Dataset rows for apps and sites
========================
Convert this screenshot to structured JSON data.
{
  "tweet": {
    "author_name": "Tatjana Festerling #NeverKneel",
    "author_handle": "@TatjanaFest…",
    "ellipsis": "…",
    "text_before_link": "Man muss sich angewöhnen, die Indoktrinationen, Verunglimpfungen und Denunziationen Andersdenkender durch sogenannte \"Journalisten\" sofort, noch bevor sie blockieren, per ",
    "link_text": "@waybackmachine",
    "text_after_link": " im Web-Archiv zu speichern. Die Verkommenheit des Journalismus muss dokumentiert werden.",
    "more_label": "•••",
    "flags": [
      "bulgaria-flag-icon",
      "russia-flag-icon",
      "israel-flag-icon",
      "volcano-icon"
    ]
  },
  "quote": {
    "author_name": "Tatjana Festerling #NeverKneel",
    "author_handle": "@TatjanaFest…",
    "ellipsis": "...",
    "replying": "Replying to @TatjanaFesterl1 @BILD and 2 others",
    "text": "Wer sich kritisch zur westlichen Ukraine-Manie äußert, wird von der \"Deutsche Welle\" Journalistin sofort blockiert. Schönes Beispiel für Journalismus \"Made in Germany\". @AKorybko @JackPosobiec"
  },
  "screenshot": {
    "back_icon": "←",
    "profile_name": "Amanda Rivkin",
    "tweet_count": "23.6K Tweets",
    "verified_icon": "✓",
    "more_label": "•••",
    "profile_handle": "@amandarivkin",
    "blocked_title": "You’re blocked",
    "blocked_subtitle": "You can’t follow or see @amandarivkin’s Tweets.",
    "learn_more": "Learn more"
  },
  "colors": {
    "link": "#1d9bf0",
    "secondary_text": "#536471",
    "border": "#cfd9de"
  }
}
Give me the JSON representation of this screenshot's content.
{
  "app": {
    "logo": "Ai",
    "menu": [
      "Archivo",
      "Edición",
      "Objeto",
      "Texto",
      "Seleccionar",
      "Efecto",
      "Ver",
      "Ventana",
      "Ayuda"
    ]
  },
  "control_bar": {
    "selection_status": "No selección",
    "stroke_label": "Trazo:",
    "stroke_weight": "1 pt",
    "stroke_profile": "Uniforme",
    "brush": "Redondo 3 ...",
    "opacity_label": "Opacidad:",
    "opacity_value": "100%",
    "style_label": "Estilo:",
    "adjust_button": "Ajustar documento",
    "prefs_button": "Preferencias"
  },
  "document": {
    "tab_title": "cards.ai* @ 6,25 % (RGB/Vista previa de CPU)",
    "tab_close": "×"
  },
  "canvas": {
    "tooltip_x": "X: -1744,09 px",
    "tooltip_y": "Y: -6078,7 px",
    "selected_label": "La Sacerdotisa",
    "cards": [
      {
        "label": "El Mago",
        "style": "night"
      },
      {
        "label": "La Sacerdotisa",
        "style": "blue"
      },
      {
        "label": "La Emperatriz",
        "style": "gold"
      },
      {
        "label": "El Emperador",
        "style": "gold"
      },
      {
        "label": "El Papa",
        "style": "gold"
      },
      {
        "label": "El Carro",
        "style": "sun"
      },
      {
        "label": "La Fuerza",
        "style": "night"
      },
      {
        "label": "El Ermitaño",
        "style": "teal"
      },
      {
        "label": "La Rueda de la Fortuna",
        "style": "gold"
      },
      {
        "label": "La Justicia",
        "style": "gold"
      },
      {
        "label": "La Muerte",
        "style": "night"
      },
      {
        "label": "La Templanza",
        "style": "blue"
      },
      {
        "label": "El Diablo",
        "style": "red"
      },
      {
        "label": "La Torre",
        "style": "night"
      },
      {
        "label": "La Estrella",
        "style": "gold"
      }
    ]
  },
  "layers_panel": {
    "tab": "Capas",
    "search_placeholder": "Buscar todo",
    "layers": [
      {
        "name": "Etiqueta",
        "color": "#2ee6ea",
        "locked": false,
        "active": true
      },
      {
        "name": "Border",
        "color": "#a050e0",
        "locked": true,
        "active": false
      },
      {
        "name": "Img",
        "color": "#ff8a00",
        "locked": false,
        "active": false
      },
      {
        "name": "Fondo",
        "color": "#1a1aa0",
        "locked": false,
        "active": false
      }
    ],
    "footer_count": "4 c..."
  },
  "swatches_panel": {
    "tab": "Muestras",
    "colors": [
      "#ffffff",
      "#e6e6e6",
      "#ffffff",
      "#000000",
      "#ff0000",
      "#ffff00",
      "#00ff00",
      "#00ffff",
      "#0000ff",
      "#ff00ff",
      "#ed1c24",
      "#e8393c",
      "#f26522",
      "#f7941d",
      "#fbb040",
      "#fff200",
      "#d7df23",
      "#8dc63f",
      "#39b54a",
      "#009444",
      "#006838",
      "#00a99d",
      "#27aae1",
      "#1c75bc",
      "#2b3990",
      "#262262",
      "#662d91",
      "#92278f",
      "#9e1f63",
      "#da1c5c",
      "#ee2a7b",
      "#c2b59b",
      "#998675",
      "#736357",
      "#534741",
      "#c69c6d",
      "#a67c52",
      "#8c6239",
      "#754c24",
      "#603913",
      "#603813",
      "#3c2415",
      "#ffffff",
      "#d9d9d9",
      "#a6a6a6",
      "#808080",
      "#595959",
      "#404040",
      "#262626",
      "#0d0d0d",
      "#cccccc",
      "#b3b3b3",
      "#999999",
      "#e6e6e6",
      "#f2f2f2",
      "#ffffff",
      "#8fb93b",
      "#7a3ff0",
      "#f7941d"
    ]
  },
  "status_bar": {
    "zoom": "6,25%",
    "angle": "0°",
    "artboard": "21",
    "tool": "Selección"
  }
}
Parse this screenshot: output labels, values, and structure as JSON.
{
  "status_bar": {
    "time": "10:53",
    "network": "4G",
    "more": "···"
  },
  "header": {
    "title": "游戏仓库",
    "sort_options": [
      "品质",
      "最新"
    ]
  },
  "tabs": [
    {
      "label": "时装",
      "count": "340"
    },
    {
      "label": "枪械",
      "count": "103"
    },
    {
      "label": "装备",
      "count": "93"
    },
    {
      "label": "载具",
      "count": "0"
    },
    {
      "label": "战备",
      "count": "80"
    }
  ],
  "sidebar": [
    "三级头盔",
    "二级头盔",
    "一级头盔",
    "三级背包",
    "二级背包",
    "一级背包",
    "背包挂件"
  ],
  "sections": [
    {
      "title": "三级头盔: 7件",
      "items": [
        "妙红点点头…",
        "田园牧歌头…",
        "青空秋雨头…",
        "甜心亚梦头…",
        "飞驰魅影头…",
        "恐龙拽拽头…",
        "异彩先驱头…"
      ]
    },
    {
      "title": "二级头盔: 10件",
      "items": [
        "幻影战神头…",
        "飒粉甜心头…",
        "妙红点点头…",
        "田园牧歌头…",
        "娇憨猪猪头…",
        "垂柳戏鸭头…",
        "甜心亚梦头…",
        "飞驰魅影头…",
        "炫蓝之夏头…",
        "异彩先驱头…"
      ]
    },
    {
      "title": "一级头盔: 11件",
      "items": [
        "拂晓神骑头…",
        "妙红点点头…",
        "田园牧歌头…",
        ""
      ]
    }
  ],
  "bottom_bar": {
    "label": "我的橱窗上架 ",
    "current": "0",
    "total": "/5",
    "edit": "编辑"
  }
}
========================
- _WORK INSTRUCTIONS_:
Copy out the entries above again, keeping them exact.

- _TASK SOLUTION_:
Convert this screenshot to structured JSON data.
{
  "tweet": {
    "author_name": "Tatjana Festerling #NeverKneel",
    "author_handle": "@TatjanaFest…",
    "ellipsis": "…",
    "text_before_link": "Man muss sich angewöhnen, die Indoktrinationen, Verunglimpfungen und Denunziationen Andersdenkender durch sogenannte \"Journalisten\" sofort, noch bevor sie blockieren, per ",
    "link_text": "@waybackmachine",
    "text_after_link": " im Web-Archiv zu speichern. Die Verkommenheit des Journalismus muss dokumentiert werden.",
    "more_label": "•••",
    "flags": [
      "bulgaria-flag-icon",
      "russia-flag-icon",
      "israel-flag-icon",
      "volcano-icon"
    ]
  },
  "quote": {
    "author_name": "Tatjana Festerling #NeverKneel",
    "author_handle": "@TatjanaFest…",
    "ellipsis": "...",
    "replying": "Replying to @TatjanaFesterl1 @BILD and 2 others",
    "text": "Wer sich kritisch zur westlichen Ukraine-Manie äußert, wird von der \"Deutsche Welle\" Journalistin sofort blockiert. Schönes Beispiel für Journalismus \"Made in Germany\". @AKorybko @JackPosobiec"
  },
  "screenshot": {
    "back_icon": "←",
    "profile_name": "Amanda Rivkin",
    "tweet_count": "23.6K Tweets",
    "verified_icon": "✓",
    "more_label": "•••",
    "profile_handle": "@amandarivkin",
    "blocked_title": "You’re blocked",
    "blocked_subtitle": "You can’t follow or see @amandarivkin’s Tweets.",
    "learn_more": "Learn more"
  },
  "colors": {
    "link": "#1d9bf0",
    "secondary_text": "#536471",
    "border": "#cfd9de"
  }
}
Give me the JSON representation of this screenshot's content.
{
  "app": {
    "logo": "Ai",
    "menu": [
      "Archivo",
      "Edición",
      "Objeto",
      "Texto",
      "Seleccionar",
      "Efecto",
      "Ver",
      "Ventana",
      "Ayuda"
    ]
  },
  "control_bar": {
    "selection_status": "No selección",
    "stroke_label": "Trazo:",
    "stroke_weight": "1 pt",
    "stroke_profile": "Uniforme",
    "brush": "Redondo 3 ...",
    "opacity_label": "Opacidad:",
    "opacity_value": "100%",
    "style_label": "Estilo:",
    "adjust_button": "Ajustar documento",
    "prefs_button": "Preferencias"
  },
  "document": {
    "tab_title": "cards.ai* @ 6,25 % (RGB/Vista previa de CPU)",
    "tab_close": "×"
  },
  "canvas": {
    "tooltip_x": "X: -1744,09 px",
    "tooltip_y": "Y: -6078,7 px",
    "selected_label": "La Sacerdotisa",
    "cards": [
      {
        "label": "El Mago",
        "style": "night"
      },
      {
        "label": "La Sacerdotisa",
        "style": "blue"
      },
      {
        "label": "La Emperatriz",
        "style": "gold"
      },
      {
        "label": "El Emperador",
        "style": "gold"
      },
      {
        "label": "El Papa",
        "style": "gold"
      },
      {
        "label": "El Carro",
        "style": "sun"
      },
      {
        "label": "La Fuerza",
        "style": "night"
      },
      {
        "label": "El Ermitaño",
        "style": "teal"
      },
      {
        "label": "La Rueda de la Fortuna",
        "style": "gold"
      },
      {
        "label": "La Justicia",
        "style": "gold"
      },
      {
        "label": "La Muerte",
        "style": "night"
      },
      {
        "label": "La Templanza",
        "style": "blue"
      },
      {
        "label": "El Diablo",
        "style": "red"
      },
      {
        "label": "La Torre",
        "style": "night"
      },
      {
        "label": "La Estrella",
        "style": "gold"
      }
    ]
  },
  "layers_panel": {
    "tab": "Capas",
    "search_placeholder": "Buscar todo",
    "layers": [
      {
        "name": "Etiqueta",
        "color": "#2ee6ea",
        "locked": false,
        "active": true
      },
      {
        "name": "Border",
        "color": "#a050e0",
        "locked": true,
        "active": false
      },
      {
        "name": "Img",
        "color": "#ff8a00",
        "locked": false,
        "active": false
      },
      {
        "name": "Fondo",
        "color": "#1a1aa0",
        "locked": false,
        "active": false
      }
    ],
    "footer_count": "4 c..."
  },
  "swatches_panel": {
    "tab": "Muestras",
    "colors": [
      "#ffffff",
      "#e6e6e6",
      "#ffffff",
      "#000000",
      "#ff0000",
      "#ffff00",
      "#00ff00",
      "#00ffff",
      "#0000ff",
      "#ff00ff",
      "#ed1c24",
      "#e8393c",
      "#f26522",
      "#f7941d",
      "#fbb040",
      "#fff200",
      "#d7df23",
      "#8dc63f",
      "#39b54a",
      "#009444",
      "#006838",
      "#00a99d",
      "#27aae1",
      "#1c75bc",
      "#2b3990",
      "#262262",
      "#662d91",
      "#92278f",
      "#9e1f63",
      "#da1c5c",
      "#ee2a7b",
      "#c2b59b",
      "#998675",
      "#736357",
      "#534741",
      "#c69c6d",
      "#a67c52",
      "#8c6239",
      "#754c24",
      "#603913",
      "#603813",
      "#3c2415",
      "#ffffff",
      "#d9d9d9",
      "#a6a6a6",
      "#808080",
      "#595959",
      "#404040",
      "#262626",
      "#0d0d0d",
      "#cccccc",
      "#b3b3b3",
      "#999999",
      "#e6e6e6",
      "#f2f2f2",
      "#ffffff",
      "#8fb93b",
      "#7a3ff0",
      "#f7941d"
    ]
  },
  "status_bar": {
    "zoom": "6,25%",
    "angle": "0°",
    "artboard": "21",
    "tool": "Selección"
  }
}
Parse this screenshot: output labels, values, and structure as JSON.
{
  "status_bar": {
    "time": "10:53",
    "network": "4G",
    "more": "···"
  },
  "header": {
    "title": "游戏仓库",
    "sort_options": [
      "品质",
      "最新"
    ]
  },
  "tabs": [
    {
      "label": "时装",
      "count": "340"
    },
    {
      "label": "枪械",
      "count": "103"
    },
    {
      "label": "装备",
      "count": "93"
    },
    {
      "label": "载具",
      "count": "0"
    },
    {
      "label": "战备",
      "count": "80"
    }
  ],
  "sidebar": [
    "三级头盔",
    "二级头盔",
    "一级头盔",
    "三级背包",
    "二级背包",
    "一级背包",
    "背包挂件"
  ],
  "sections": [
    {
      "title": "三级头盔: 7件",
      "items": [
        "妙红点点头…",
        "田园牧歌头…",
        "青空秋雨头…",
        "甜心亚梦头…",
        "飞驰魅影头…",
        "恐龙拽拽头…",
        "异彩先驱头…"
      ]
    },
    {
      "title": "二级头盔: 10件",
      "items": [
        "幻影战神头…",
        "飒粉甜心头…",
        "妙红点点头…",
        "田园牧歌头…",
        "娇憨猪猪头…",
        "垂柳戏鸭头…",
        "甜心亚梦头…",
        "飞驰魅影头…",
        "炫蓝之夏头…",
        "异彩先驱头…"
      ]
    },
    {
      "title": "一级头盔: 11件",
      "items": [
        "拂晓神骑头…",
        "妙红点点头…",
        "田园牧歌头…",
        ""
      ]
    }
  ],
  "bottom_bar": {
    "label": "我的橱窗上架 ",
    "current": "0",
    "total": "/5",
    "edit": "编辑"
  }
}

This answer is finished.